The death toll in the sweltering heat sweeping many parts of the country has climbed to 1826. Officials say most of the deaths were reported from northern and southern India over the past week, with temperatures over 47 degree Celsius baking states such as Andhra Pradesh and Telangana as well as New Delhi. The months of May and June are India's hottest months, with temperatures regularly pushing above 40 Celsius - meteorologists say the number of days when temperatures approach 45 degree Celsius has increased in the past 15 years.

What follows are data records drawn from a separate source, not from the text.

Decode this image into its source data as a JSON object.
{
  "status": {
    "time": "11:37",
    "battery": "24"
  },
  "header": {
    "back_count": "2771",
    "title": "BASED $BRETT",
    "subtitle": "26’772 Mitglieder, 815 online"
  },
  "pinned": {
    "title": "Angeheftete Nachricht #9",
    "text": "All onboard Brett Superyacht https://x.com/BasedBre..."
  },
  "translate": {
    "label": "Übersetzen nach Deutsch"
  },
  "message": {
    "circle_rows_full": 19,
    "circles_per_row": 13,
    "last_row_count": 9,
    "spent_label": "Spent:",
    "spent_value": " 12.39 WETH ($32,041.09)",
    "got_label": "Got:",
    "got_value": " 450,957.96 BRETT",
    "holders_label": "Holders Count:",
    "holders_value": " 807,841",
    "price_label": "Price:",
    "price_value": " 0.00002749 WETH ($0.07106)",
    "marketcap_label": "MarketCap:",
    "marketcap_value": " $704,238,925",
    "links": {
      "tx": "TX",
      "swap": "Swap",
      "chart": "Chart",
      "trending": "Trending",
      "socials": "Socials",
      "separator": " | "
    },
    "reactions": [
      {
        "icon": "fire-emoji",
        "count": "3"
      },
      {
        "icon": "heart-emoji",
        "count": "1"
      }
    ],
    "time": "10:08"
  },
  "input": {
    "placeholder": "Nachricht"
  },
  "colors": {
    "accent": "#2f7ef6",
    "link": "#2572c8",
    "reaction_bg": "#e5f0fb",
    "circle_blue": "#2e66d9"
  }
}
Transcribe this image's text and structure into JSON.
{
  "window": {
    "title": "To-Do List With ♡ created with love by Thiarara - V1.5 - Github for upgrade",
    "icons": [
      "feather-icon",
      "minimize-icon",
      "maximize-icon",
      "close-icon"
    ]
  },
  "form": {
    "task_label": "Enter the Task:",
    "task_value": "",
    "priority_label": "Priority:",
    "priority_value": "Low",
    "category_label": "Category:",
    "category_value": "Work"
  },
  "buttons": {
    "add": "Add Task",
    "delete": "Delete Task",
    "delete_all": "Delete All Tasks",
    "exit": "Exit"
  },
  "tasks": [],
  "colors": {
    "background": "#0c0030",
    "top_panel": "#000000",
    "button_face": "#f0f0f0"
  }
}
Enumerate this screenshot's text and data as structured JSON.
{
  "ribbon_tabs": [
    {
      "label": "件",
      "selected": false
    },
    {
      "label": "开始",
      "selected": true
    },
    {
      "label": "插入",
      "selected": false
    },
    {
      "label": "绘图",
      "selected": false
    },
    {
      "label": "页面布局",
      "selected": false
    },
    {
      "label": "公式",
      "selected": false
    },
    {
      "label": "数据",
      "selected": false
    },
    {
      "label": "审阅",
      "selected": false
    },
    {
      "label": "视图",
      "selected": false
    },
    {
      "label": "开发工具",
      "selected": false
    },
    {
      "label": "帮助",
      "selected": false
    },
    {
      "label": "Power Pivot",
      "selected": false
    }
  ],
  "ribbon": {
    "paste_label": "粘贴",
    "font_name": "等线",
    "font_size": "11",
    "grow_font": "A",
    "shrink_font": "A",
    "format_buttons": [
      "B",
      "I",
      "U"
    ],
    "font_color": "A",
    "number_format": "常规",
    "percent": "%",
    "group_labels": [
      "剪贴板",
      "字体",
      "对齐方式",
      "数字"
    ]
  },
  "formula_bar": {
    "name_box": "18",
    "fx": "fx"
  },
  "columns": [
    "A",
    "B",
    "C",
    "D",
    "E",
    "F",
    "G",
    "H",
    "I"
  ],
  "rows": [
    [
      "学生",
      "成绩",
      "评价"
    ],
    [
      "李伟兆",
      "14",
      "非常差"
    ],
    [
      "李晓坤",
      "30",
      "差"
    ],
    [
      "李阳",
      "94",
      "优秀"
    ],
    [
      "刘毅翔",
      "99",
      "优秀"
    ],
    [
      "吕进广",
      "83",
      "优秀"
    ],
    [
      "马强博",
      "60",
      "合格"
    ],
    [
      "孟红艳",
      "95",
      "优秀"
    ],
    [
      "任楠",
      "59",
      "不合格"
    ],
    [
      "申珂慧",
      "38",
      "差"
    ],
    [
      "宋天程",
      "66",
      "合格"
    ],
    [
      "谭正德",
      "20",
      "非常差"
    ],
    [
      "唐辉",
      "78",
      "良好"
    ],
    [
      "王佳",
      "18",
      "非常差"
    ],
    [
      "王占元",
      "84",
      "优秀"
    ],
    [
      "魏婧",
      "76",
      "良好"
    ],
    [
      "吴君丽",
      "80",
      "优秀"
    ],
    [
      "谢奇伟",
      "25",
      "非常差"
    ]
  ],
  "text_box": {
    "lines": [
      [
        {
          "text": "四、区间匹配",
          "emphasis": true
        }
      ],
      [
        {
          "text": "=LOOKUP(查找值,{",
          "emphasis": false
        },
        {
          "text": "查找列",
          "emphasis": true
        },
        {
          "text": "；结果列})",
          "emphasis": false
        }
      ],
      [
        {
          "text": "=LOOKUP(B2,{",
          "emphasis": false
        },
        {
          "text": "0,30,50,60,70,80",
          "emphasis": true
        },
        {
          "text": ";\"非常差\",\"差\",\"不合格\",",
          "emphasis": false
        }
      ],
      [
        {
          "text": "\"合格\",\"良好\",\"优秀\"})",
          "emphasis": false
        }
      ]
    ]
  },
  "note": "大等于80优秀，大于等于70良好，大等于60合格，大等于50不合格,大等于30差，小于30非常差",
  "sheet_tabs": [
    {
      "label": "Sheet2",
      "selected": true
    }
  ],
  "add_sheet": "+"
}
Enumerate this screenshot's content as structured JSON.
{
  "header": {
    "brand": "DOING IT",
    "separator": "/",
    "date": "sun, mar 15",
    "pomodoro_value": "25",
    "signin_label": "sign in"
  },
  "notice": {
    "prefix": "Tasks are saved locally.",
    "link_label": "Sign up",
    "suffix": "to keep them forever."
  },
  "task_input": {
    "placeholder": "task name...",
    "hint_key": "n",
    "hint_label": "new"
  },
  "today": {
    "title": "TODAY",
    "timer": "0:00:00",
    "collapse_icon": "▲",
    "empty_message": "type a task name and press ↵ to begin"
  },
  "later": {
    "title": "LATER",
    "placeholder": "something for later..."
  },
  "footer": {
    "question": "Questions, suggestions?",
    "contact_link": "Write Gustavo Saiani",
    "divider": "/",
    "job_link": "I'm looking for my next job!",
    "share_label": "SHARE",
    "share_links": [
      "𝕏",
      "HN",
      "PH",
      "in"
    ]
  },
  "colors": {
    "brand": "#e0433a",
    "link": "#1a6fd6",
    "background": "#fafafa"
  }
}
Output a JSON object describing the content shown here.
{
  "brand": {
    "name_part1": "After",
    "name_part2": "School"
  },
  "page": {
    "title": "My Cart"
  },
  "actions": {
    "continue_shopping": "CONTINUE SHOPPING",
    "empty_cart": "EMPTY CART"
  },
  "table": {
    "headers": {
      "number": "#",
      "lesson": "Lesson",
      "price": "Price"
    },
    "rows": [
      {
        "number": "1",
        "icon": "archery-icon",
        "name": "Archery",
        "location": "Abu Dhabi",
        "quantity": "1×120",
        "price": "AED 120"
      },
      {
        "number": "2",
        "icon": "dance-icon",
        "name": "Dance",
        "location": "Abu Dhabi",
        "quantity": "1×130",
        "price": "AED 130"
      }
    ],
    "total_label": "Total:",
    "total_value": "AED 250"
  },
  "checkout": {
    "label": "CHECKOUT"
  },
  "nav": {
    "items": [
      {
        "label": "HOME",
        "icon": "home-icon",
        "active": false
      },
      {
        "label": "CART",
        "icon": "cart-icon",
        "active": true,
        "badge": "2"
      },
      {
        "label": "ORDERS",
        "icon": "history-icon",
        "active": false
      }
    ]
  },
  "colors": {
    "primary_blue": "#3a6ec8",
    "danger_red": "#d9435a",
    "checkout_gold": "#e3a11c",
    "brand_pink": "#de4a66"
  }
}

After a heat wave hit Ahmedabad, a western city of 5.5 million people, in May 2010, killing over 1,300 people, local authorities mapped areas with "high-risk" populations including slums, as part of an action plan.They also built public awareness of the risks of high temperatures and set up "cooling spaces" in temples, public buildings and malls in the sizzling summer months.More frequent and intense extreme weather events are also expected, putting towns and cities in disaster-prone countries like India at greater risk. Many of India's 1.2 billion people live in areas vulnerable to floods, cyclones and droughts."The situation is horrible. It is so bad that we are not able to stay at home nor can we go out," said Debaria Bagh, 35, a cycle rickshaw driver in Titilagarh town in Odisha.Cities like New Delhi and Ahmedabad were hardest hit because of the heat reflected off paved surfaces and a lack of trees.Compared to 2010, heat waves have been shorter but killed more people, said Arjuna Srinidhi, climate change programme manager at theCentre for Science and the Environment.